Your garden looks lovely as always spring is coming here, we have crocus flowering and lots of daffoldils in various stages, some flowering but loads more to come <3 We spent an enjoyable couple of hours chopping back things. Regarding the shrub could it be this https://www.hopesgrovenurseries.co.uk/shop/hedging/snowberry-hedging/snowberry-white-hedge-hedging/
I initially thought it could be cotoneaster, but not sure?
That’s three for snowberry – I think we might have a winner here!
Given that you are in the southern hemisphere any stab at an identification of your shrub would be a big gamble. It resembles our snowberry, Symphoricarpos.

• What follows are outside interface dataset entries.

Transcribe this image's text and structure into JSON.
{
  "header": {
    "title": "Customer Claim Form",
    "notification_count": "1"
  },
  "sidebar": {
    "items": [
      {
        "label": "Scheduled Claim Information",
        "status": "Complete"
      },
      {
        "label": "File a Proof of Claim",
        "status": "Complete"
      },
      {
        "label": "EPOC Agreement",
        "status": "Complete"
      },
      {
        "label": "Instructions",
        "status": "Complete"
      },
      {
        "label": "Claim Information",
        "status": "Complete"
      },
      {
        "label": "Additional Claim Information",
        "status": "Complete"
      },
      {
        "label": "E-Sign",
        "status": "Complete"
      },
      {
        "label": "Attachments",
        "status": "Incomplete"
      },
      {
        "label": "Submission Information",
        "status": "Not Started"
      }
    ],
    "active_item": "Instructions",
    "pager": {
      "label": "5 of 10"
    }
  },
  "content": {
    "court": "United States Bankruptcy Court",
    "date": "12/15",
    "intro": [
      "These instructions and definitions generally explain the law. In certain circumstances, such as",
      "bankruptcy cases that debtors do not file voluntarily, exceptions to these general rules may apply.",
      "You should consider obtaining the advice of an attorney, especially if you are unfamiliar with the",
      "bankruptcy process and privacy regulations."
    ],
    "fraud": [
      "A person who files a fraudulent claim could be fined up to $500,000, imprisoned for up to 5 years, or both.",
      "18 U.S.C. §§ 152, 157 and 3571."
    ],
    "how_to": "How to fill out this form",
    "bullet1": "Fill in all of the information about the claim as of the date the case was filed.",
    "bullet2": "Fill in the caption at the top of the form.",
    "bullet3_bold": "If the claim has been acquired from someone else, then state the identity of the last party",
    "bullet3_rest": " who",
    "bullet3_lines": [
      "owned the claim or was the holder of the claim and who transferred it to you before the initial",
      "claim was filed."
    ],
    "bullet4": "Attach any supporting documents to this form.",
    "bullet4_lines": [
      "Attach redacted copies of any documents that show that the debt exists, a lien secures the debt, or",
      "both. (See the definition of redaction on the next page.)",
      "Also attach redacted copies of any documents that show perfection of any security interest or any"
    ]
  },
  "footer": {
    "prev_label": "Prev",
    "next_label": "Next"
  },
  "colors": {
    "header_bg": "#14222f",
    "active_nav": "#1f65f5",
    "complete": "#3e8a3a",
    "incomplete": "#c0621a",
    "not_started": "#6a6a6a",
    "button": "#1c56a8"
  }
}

That’s what Jim said too, Paddy. Tasmanian gardens are very northern hemisphere-oriented, so I think you’d both be on the money.
It certainly doesn’t feel like autumn….!
It does here. We’re having crisp early mornings and clear autumn blue skies and glorious Indian summer days where the temps are about 19-22. A sure sign of autumn. I love it – need to leave the La Nina summer behind as when you live by the beach, as we do, its very user-unfriendly.
I think the white berried shrub is Snowberry, Symphoricarpus albus. Can be rather invasive.
Oh thank you. Shall chase up!
Hi Prue, for the first time I landed on teh front page of your website rather than straight to your blog and discovered you’re an author. Wonderful!
I’m pleased to see you’re growing acis. I’ve seen them in my bulb catalogues and always thought they looked very pretty. I hope you get some flowers as I think we’d all enjoy seeing them.
Yes, Katharine. For my sins, I’m an author. Naughtily though, I spend much more time procrastinating in the garden than writing. Re acis – as soon as it flowers, I’ll post pics. I’d never heard of it till it popped up in my favourite seasonal catalogue. Looks sweet so I’d thought I’d give it a go.
I have muscari appearing as well, and it seems early to me. I have never heard of Acis autumnalis before, and had to find some photos on the internet. What a pretty thing it is. I don’t know where you are, but I’m guessing much further south than us. Our summer has been similar, but not cold, just pretty dreary a lot of the time and rather windy. Today (March1st) is glorious. Days still in the 30s however. Autumn weather in the offing!
Hi Jane. Yes, much further south – Tassie. A drear summer so unlike the years when we have El Nino, but then we pay the price with drought on the farm. Being an ocean swimmer and a bit of a boatie, the reverse weather stream, La Nina, has disappointingly made us grey and very windy. We’ve had very few days in the high 20’s and 30’s. Bring on autumn – I love the mild clear blue days, still warm enough for swimming. Last year’s Lockdown was heavenly.
A coddywomple! I had a good laugh when I read that one! .
Isn’t it fab? I didn’t believe it was a real word when I first heard it, but it is. It apparently appeared online in 2010 and is now entrenched in urban slang. Not yet in the OED.
I feel I’ve been having a coddywomple for the last year, I just didn’t know the name! Your Auriculas do seem very keen.
Fabulous word for this last 12 months, isn’t it?